[Data records for software interfaces]
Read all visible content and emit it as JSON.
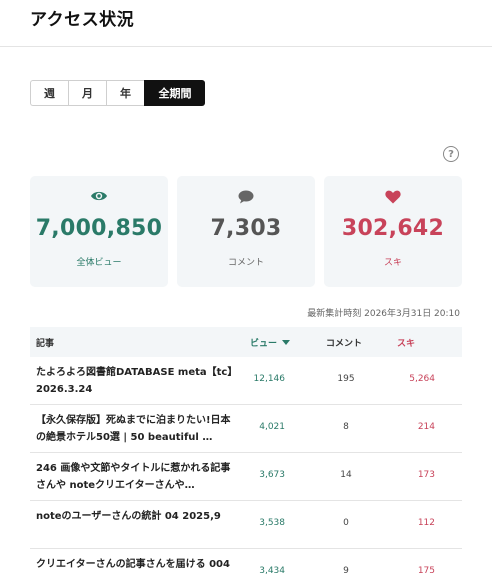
{
  "page_title": "アクセス状況",
  "period_tabs": [
    {
      "label": "週",
      "active": false
    },
    {
      "label": "月",
      "active": false
    },
    {
      "label": "年",
      "active": false
    },
    {
      "label": "全期間",
      "active": true
    }
  ],
  "help_icon": "?",
  "stats": {
    "views": {
      "value": "7,000,850",
      "label": "全体ビュー",
      "icon": "eye-icon",
      "color": "#2a7a68"
    },
    "comments": {
      "value": "7,303",
      "label": "コメント",
      "icon": "speech-bubble-icon",
      "color": "#555555"
    },
    "likes": {
      "value": "302,642",
      "label": "スキ",
      "icon": "heart-icon",
      "color": "#c8435a"
    }
  },
  "updated_at": "最新集計時刻 2026年3月31日 20:10",
  "table": {
    "headers": {
      "article": "記事",
      "views": "ビュー",
      "comments": "コメント",
      "likes": "スキ"
    },
    "rows": [
      {
        "title": "たよろよろ図書館DATABASE meta【tc】2026.3.24",
        "views": "12,146",
        "comments": "195",
        "likes": "5,264"
      },
      {
        "title": "【永久保存版】死ぬまでに泊まりたい!日本の絶景ホテル50選 | 50 beautiful …",
        "views": "4,021",
        "comments": "8",
        "likes": "214"
      },
      {
        "title": "246 画像や文節やタイトルに惹かれる記事さんや noteクリエイターさんや…",
        "views": "3,673",
        "comments": "14",
        "likes": "173"
      },
      {
        "title": "noteのユーザーさんの統計 04 2025,9",
        "views": "3,538",
        "comments": "0",
        "likes": "112"
      },
      {
        "title": "クリエイターさんの記事さんを届ける 004",
        "views": "3,434",
        "comments": "9",
        "likes": "175"
      }
    ]
  }
}
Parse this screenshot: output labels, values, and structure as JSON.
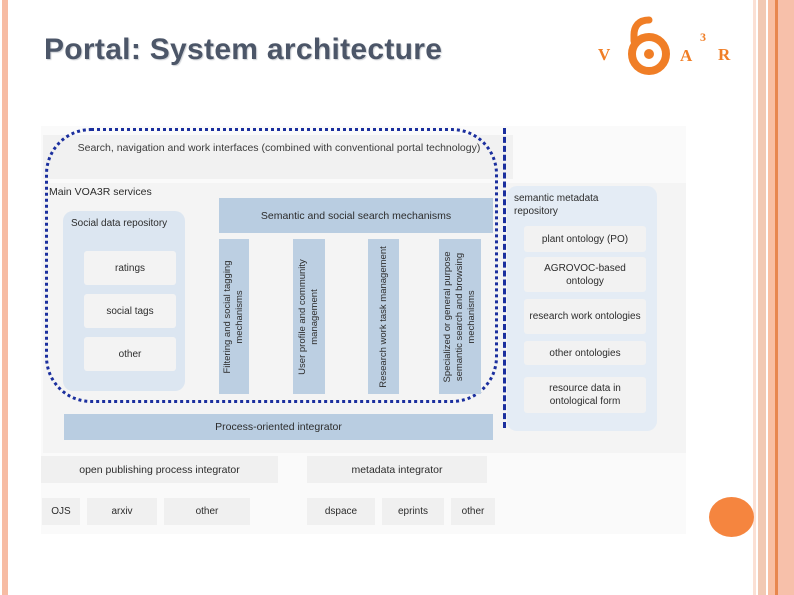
{
  "slide": {
    "title": "Portal: System architecture"
  },
  "logo": {
    "name": "voa3r-logo",
    "letter_v": "V",
    "letter_a": "A",
    "superscript_3": "3",
    "letter_r": "R",
    "mark": "open-access-padlock-icon",
    "color": "#F07E26"
  },
  "diagram": {
    "type": "system-architecture",
    "interface_band": "Search, navigation and work interfaces (combined with conventional portal technology)",
    "main_services_label": "Main VOA3R services",
    "social_data_repository": {
      "header": "Social data repository",
      "items": [
        "ratings",
        "social tags",
        "other"
      ]
    },
    "search_band": "Semantic and social search mechanisms",
    "vertical_columns": [
      "Filtering and social tagging mechanisms",
      "User profile and community management",
      "Research work task management",
      "Specialized or general purpose semantic search and browsing mechanisms"
    ],
    "process_integrator": "Process-oriented integrator",
    "semantic_metadata_repository": {
      "header": "semantic metadata repository",
      "items": [
        "plant ontology (PO)",
        "AGROVOC-based ontology",
        "research work ontologies",
        "other ontologies",
        "resource data in ontological form"
      ]
    },
    "integrators": [
      "open publishing process integrator",
      "metadata integrator"
    ],
    "sources_left": [
      "OJS",
      "arxiv",
      "other"
    ],
    "sources_right": [
      "dspace",
      "eprints",
      "other"
    ],
    "colors": {
      "accent_blue": "#B9CDE1",
      "panel_blue": "#DCE6F1",
      "enclosure_border": "#1B2F9E",
      "box_gray": "#F0F0F0"
    }
  },
  "decor": {
    "stripe_color_1": "#F7BCA4",
    "stripe_color_2": "#E8874E",
    "circle_color": "#F5853F"
  }
}
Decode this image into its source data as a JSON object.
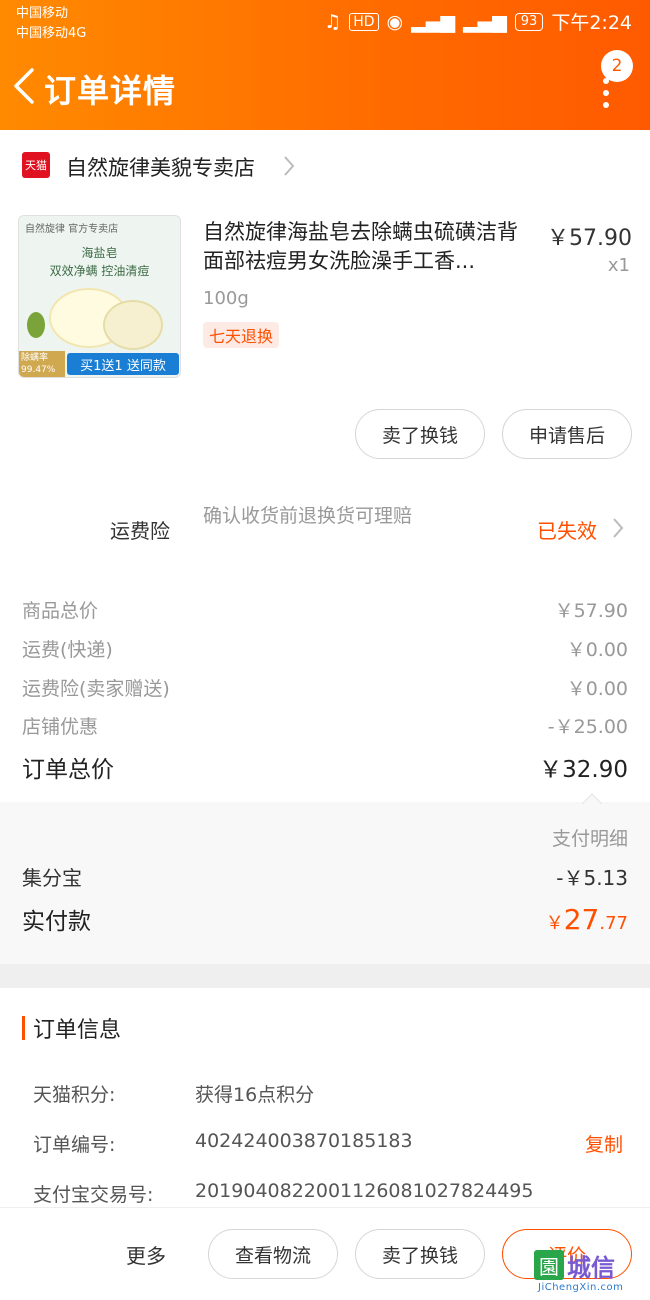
{
  "status_bar": {
    "carrier1": "中国移动",
    "carrier2": "中国移动4G",
    "hd": "HD",
    "battery": "93",
    "time": "下午2:24"
  },
  "header": {
    "title": "订单详情",
    "notification_count": "2"
  },
  "shop": {
    "logo_text": "天猫",
    "name": "自然旋律美貌专卖店"
  },
  "product": {
    "title": "自然旋律海盐皂去除螨虫硫磺洁背面部祛痘男女洗脸澡手工香...",
    "price": "￥57.90",
    "quantity": "x1",
    "spec": "100g",
    "return_tag": "七天退换",
    "image": {
      "brand": "自然旋律 官方专卖店",
      "line1": "海盐皂",
      "line2": "双效净螨 控油清痘",
      "tag": "除螨率 99.47%",
      "promo": "买1送1 送同款"
    }
  },
  "item_actions": {
    "sell": "卖了换钱",
    "after_sale": "申请售后"
  },
  "insurance": {
    "label": "运费险",
    "desc": "确认收货前退换货可理赔",
    "status": "已失效"
  },
  "prices": [
    {
      "label": "商品总价",
      "value": "￥57.90"
    },
    {
      "label": "运费(快递)",
      "value": "￥0.00"
    },
    {
      "label": "运费险(卖家赠送)",
      "value": "￥0.00"
    },
    {
      "label": "店铺优惠",
      "value": "-￥25.00"
    }
  ],
  "total": {
    "label": "订单总价",
    "value": "￥32.90"
  },
  "payment": {
    "detail_label": "支付明细",
    "jfb_label": "集分宝",
    "jfb_value": "-￥5.13",
    "paid_label": "实付款",
    "paid_currency": "￥",
    "paid_int": "27",
    "paid_dec": ".77"
  },
  "order_info": {
    "title": "订单信息",
    "points_label": "天猫积分:",
    "points_value": "获得16点积分",
    "order_no_label": "订单编号:",
    "order_no_value": "402424003870185183",
    "copy": "复制",
    "alipay_label": "支付宝交易号:",
    "alipay_value": "2019040822001126081027824495"
  },
  "bottom": {
    "more": "更多",
    "logistics": "查看物流",
    "sell": "卖了换钱",
    "evaluate": "评价"
  },
  "watermark": {
    "text": "城信",
    "url": "JiChengXin.com"
  },
  "colors": {
    "accent": "#ff5000",
    "header_gradient_start": "#ff8a00",
    "header_gradient_end": "#ff5a00"
  }
}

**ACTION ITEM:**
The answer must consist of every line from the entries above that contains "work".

**EXERCISE OUTPUT:**
    "interface_band": "Search, navigation and work interfaces (combined with conventional portal technology)",
      "Research work task management",
        "research work ontologies",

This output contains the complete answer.